But the discussion going forward has now turned to next week.
If you look at a chart of the S&P 500, it looks as though Friday's action was a technical breakout that may be the key that bullish investors were waiting for to start the next big market move to the upside.
It is only with some follow through next week that we will confirm, from a technical standpoint, that the market is ready to move into its next leg higher.
Skeptics like us who still believe the market will be due for a 10% to 15% correction in coming quarters welcome this run up, as we already believe the market is overvalued and further deviation would make shorting a potentially far more lucrative opportunity going forward.
If there happens to be one key that we believe is going to determine the market's next move, we believe that key is going to be earnings. While we believe there will be a 10% to 15% correction in coming quarters, the fate of the market for the next month is going to lie in upcoming earnings reports.

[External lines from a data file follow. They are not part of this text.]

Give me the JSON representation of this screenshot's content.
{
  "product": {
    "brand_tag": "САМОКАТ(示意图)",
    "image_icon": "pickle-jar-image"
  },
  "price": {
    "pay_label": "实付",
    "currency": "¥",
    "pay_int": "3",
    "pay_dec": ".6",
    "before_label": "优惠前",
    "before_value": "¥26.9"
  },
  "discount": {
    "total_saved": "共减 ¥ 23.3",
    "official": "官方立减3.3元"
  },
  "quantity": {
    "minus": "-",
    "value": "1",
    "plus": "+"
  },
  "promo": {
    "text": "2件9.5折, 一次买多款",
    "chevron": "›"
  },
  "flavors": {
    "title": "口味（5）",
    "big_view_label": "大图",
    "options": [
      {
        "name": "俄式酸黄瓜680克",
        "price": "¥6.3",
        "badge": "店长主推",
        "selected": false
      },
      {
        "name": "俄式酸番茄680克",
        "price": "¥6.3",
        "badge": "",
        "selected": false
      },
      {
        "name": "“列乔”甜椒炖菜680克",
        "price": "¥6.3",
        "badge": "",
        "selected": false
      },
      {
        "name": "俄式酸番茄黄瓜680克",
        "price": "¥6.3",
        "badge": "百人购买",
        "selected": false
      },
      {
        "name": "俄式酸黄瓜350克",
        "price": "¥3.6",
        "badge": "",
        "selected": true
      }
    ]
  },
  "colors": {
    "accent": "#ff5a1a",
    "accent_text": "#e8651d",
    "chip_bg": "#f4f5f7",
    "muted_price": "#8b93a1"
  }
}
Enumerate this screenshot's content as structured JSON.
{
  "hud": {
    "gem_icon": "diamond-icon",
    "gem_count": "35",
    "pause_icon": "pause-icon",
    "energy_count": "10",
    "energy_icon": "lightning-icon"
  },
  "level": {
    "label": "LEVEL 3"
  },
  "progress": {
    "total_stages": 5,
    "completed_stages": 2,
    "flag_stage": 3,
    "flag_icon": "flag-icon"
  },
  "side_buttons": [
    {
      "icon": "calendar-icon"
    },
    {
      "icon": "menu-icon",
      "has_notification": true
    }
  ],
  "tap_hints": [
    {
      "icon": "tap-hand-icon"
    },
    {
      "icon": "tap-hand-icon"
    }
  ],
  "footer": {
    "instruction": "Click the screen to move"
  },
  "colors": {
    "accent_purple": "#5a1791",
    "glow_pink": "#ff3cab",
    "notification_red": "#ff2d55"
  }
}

If we can have a solid upcoming earnings season, where staple companies report solid GAAP results that are not the result of financial engineering, the market may very well get the boost higher that it is looking for.
Again, we'd like to play the skeptic. We don't think that earnings are going to advance far enough to catalyze a sustained move higher to the upside. What we are expecting from earnings season is geared EPS numbers that beat expectations with revenue lines that miss expectations. This, to us, will be indicative of exactly what is going on in the market right now.
We believe companies are literally doing everything they can to keep their earnings numbers looking presentable, while revenue is a number that is less susceptible to being geared and will likely tell a clearer story. We expect quality of earnings to be poor, as well. As all investors should do, special attention should be paid to companies' cash flow statements instead of their reported EPS numbers to determine the quality of earnings.
The market falling 2% to 4% lower from its all time highs again would likely be a confidence breaker for the bulls and an ugly technical indicator. If we cannot follow through with this move to the upside, this will be the fourth time in about six or seven months that the S&P has tested 2100 and hasn't been able to hold it. While it looks as though we have followed through with some momentum on Friday, we don't think the market is out of the water until earnings come through this month. There are a number of staple companies that start reporting in the coming few days, including Alcoa (NYSE:AA), Wells Fargo (NASDAQ:WFM) and Netflix (NASDAQ:NFLX). Almost all major corporations will have reported by the end of July.
It is fairly obvious that earnings could have a profound effect on how the market handles the rest of the summer. There is also the point that volume has dried up a little bit, as it tends to do in the summer, and markets will have to hold their gains through the back end of summer when money managers start to return to the office and get serious about what they want to hold into the end of the year.
For right now, we believe earnings are the key that could unlock the story of the market, at least until the end of summer.
Disclosure: I/we have no positions in any stocks mentioned, and no plans to initiate any positions within the next 72 hours.
I wrote this article myself, and it expresses my own opinions. I am not receiving compensation for it (other than from Seeking Alpha). I have no business relationship with any company whose stock is mentioned in this article.